Fossil Evidence of Early Turtle Scales

Paleontologists have discovered fossil specimens showing that turtles developed their characteristic scales very early in their evolution:

  • Odontochelys in 220 million year old Triassic sediments had a toothed beak and scales.
  • Proganochelys fossils from 210 million years ago reveal fully developed turtle shells and scales.
  • Primitive pre-turtle reptiles transitioned from lizard-like skin to scales and eventually full shells.

The fossil record indicates turtles were covered in protective scales alongside their shell armor even at their earliest stages.

Cultural Symbolism of Turtle Scales

The distinctive scales and shell of the turtle have made it culturally symbolic:

  • In Native American mythology, the 13 scutes of the shell represent lunar months.
  • Ancient Chinese tales portrayed a turtle’s 337 shell scutes as sacred numerology.
  • Dream interpretation connects turtle shells and scales to emotional protection.
  • Decorative mosaics use turtle shell and scale patterns in geometric designs.

Turtles’ unique armor has been inspirational in folklore, legends, art, and architecture around the world.

Turtle Scale Patterns and Colors

While the shapes are consistent, the colors and patterns of turtle scales vary greatly:

  • Red-eared sliders have green scales with red and yellow eye patches.
  • Box turtles display radiating stripes and spots on brown or yellow scales.
  • Softshells have olive to tan soft leathery scales with dark blotched designs.
  • Spider tortoises have intricate geometric black lines across their thick scutes.

There are over 300 turtle species with tremendous diversity in their scale colors, markings, and ornamentation.

Abnormalities in Turtle Scalation

In some cases, genetic mutations affect turtle scalation:

  • Scute abnormalities where segments are fused or misaligned.
  • Partial albinism where melanin in some scales fails to develop.
  • Scales that are misshapen, overgrown, or asymmetrical.
  • Partial or complete lack of scales resulting in smooth, exposed skin.

These conditions arise naturally from genetic variability or errors in embryonic development. But they do not affect turtle health or lifespan.

Want to learn more about turtles? Check out Small Types of Turtles

Threats to Turtles from Loss of Scales

While resilient, turtle scales can become damaged and detached:

  • Injury from boats, motors, predators, falling, or being struck.
  • Ulceration from poor water quality or malnutrition.
  • Fungal or bacterial shell infections that penetrate layers.
  • Parasitic infestations like leeches that weaken and separate scales.
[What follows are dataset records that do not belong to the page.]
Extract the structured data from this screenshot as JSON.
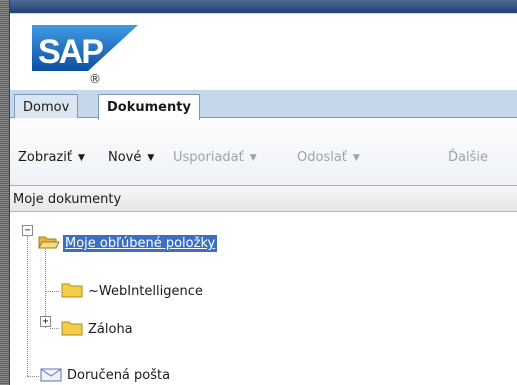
{
  "logo": {
    "text": "SAP",
    "mark": "®"
  },
  "tabs": [
    {
      "label": "Domov",
      "active": false
    },
    {
      "label": "Dokumenty",
      "active": true
    }
  ],
  "toolbar": {
    "items": [
      {
        "label": "Zobraziť",
        "enabled": true,
        "has_dropdown": true
      },
      {
        "label": "Nové",
        "enabled": true,
        "has_dropdown": true
      },
      {
        "label": "Usporiadať",
        "enabled": false,
        "has_dropdown": true
      },
      {
        "label": "Odoslať",
        "enabled": false,
        "has_dropdown": true
      },
      {
        "label": "Ďalšie",
        "enabled": false,
        "has_dropdown": false
      }
    ]
  },
  "panel": {
    "title": "Moje dokumenty"
  },
  "tree": {
    "root": {
      "label": "Moje obľúbené položky",
      "icon": "open-folder-icon",
      "expanded": true,
      "selected": true
    },
    "children": [
      {
        "label": "~WebIntelligence",
        "icon": "folder-icon",
        "expandable": false
      },
      {
        "label": "Záloha",
        "icon": "folder-icon",
        "expandable": true
      }
    ],
    "sibling": {
      "label": "Doručená pošta",
      "icon": "inbox-icon"
    }
  },
  "colors": {
    "selection": "#3a6fc4",
    "tab_bar": "#c6d7ec",
    "brand_blue": "#1f63b8"
  }
}
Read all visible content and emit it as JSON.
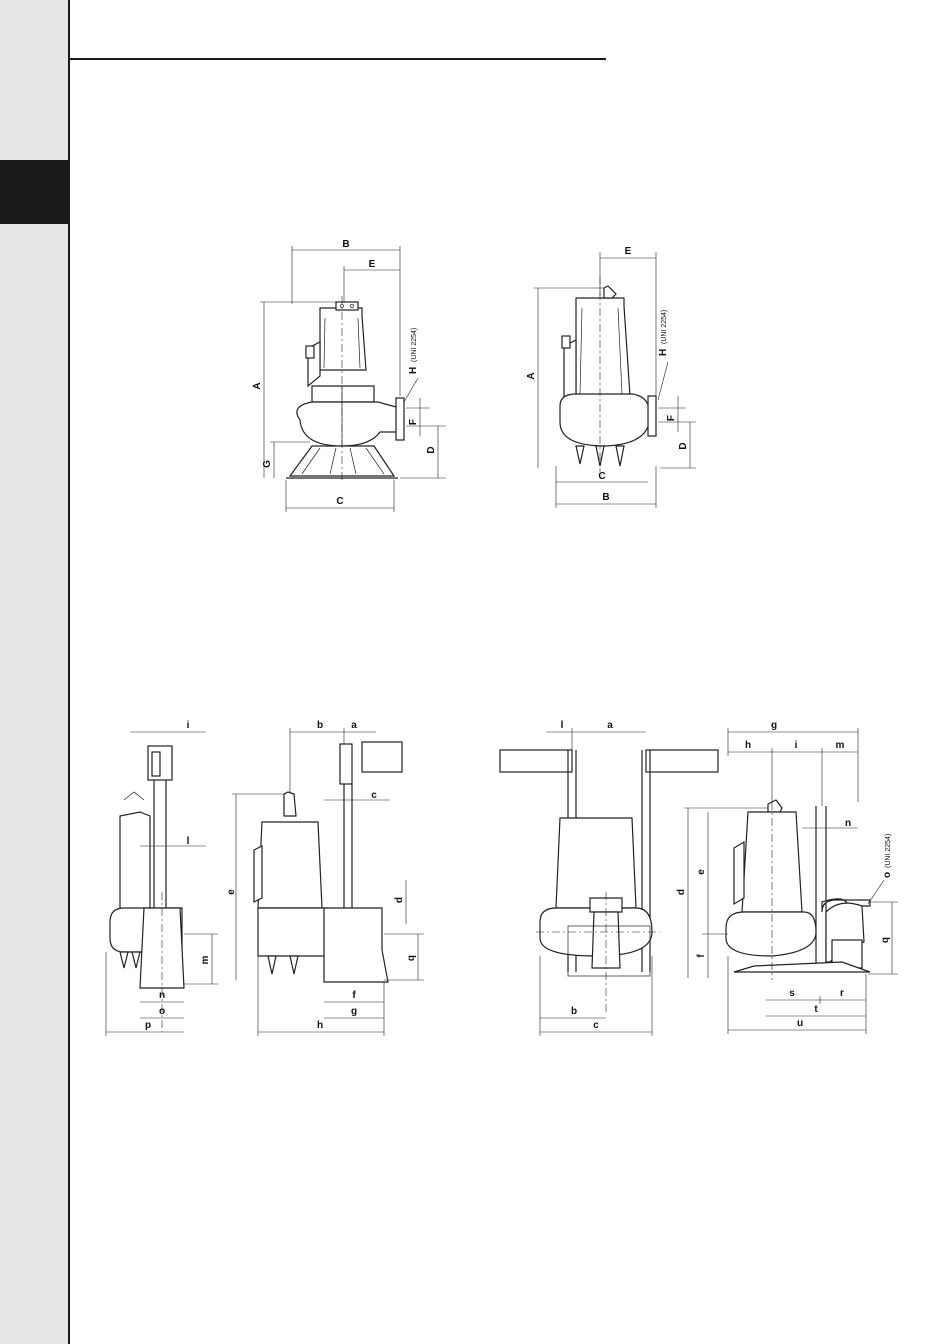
{
  "colors": {
    "sidebar": "#e6e6e8",
    "ink": "#1a1a1a"
  },
  "fig1": {
    "B": "B",
    "E": "E",
    "A": "A",
    "H": "H",
    "UNI": "(UNI 2254)",
    "F": "F",
    "D": "D",
    "G": "G",
    "C": "C"
  },
  "fig2": {
    "E": "E",
    "A": "A",
    "H": "H",
    "UNI": "(UNI 2254)",
    "F": "F",
    "D": "D",
    "C": "C",
    "B": "B"
  },
  "fig3": {
    "i": "i",
    "l": "l",
    "m": "m",
    "n": "n",
    "o": "o",
    "p": "p"
  },
  "fig4": {
    "b": "b",
    "a": "a",
    "c": "c",
    "e": "e",
    "d": "d",
    "q": "q",
    "f": "f",
    "g": "g",
    "h": "h"
  },
  "fig5": {
    "l": "l",
    "a": "a",
    "b": "b",
    "c": "c"
  },
  "fig6": {
    "g": "g",
    "h": "h",
    "i": "i",
    "m": "m",
    "n": "n",
    "o": "o",
    "UNI": "(UNI 2254)",
    "d": "d",
    "e": "e",
    "f": "f",
    "q": "q",
    "s": "s",
    "r": "r",
    "t": "t",
    "u": "u"
  }
}
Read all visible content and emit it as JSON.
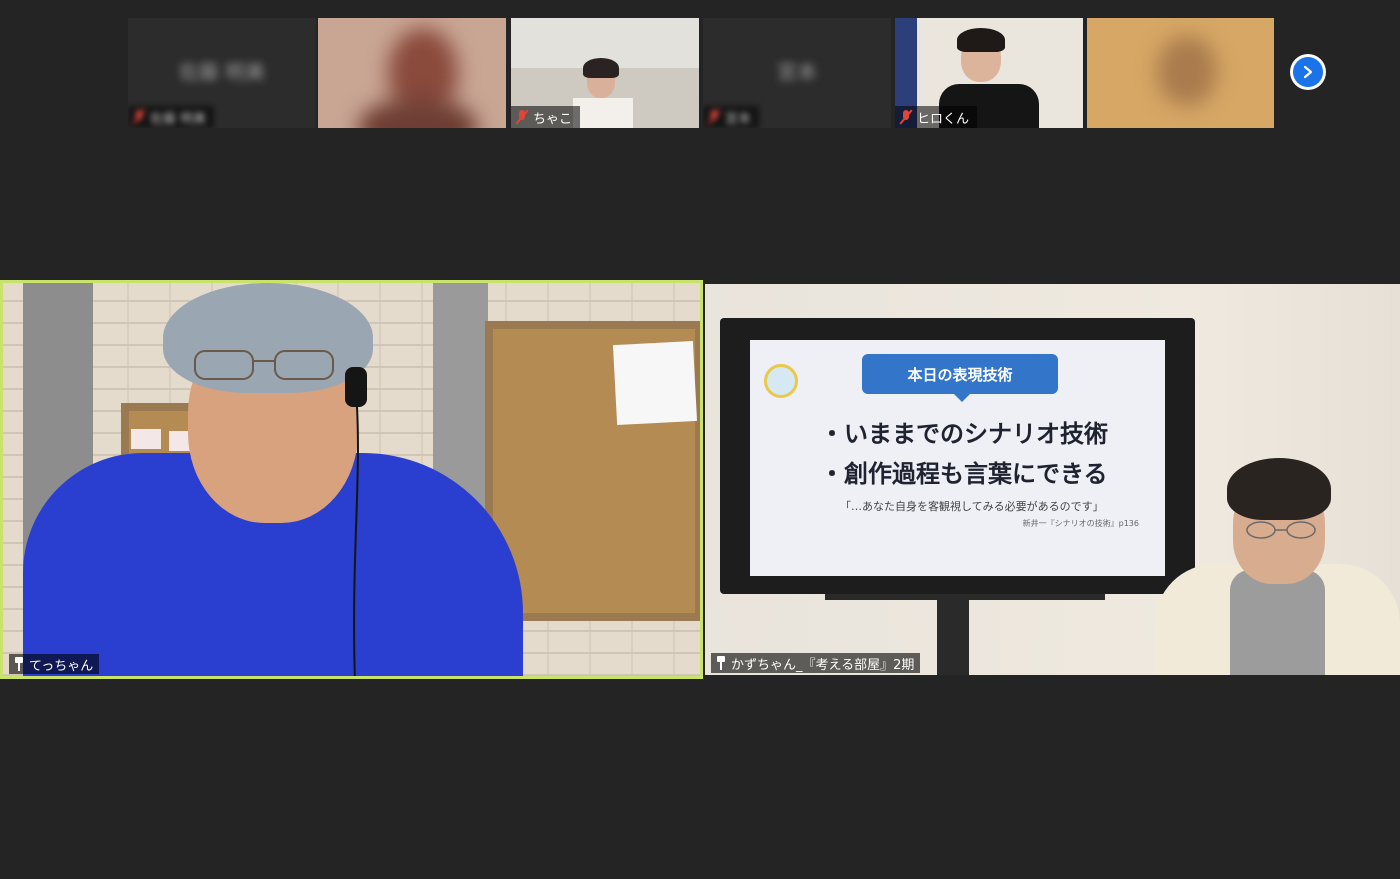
{
  "gallery": {
    "participants": [
      {
        "name": "",
        "muted": true,
        "blurred": true,
        "placeholder_text": "佐藤 明美",
        "tone": "#2c2c2c"
      },
      {
        "name": "",
        "muted": false,
        "blurred": true,
        "placeholder_text": "",
        "tone": "#c99a8a"
      },
      {
        "name": "ちゃこ",
        "muted": true,
        "blurred": false,
        "placeholder_text": "",
        "tone": "#c9c4b8"
      },
      {
        "name": "",
        "muted": true,
        "blurred": true,
        "placeholder_text": "宮本",
        "tone": "#2c2c2c"
      },
      {
        "name": "ヒロくん",
        "muted": true,
        "blurred": false,
        "placeholder_text": "",
        "tone": "#e8e3da"
      },
      {
        "name": "",
        "muted": false,
        "blurred": true,
        "placeholder_text": "",
        "tone": "#d2a060"
      }
    ],
    "next_icon": "chevron-right-icon",
    "accent_color": "#1a73e8"
  },
  "main": {
    "left": {
      "name": "てっちゃん",
      "pinned": true,
      "active_speaker_border": "#c9e26a"
    },
    "right": {
      "name": "かずちゃん_『考える部屋』2期",
      "pinned": true,
      "slide": {
        "title": "本日の表現技術",
        "line1": "・いままでのシナリオ技術",
        "line2": "・創作過程も言葉にできる",
        "quote": "「…あなた自身を客観視してみる必要があるのです」",
        "ref": "新井一『シナリオの技術』p136"
      }
    }
  }
}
Losing sections of shell and scales makes turtles vulnerable to pathogens, predators, and the elements. Proper handling and care minimizes these threats.

The Evolutionary Development of Turtle Scales

Primitive pre-turtle reptiles evolved scales and eventually full shells over millions of years:

-providing durable, lightweight armor
-enabling adaptation to new ecological niches
-transforming hydrodynamics for improved swimming
-allowing colonization of rivers, lakes, and land

This incremental development of rigid dermal scales and plates gave rise to the most distinctive characteristic of the ancient chelonian lineage.

Anytime I see a turtle, I can’t help but get excited. If they are small I want to pick them up, if they are large, I watch to scratch their underbellies!

Tell us what your favorite thing about turtles is in the comments below.

Chad Fox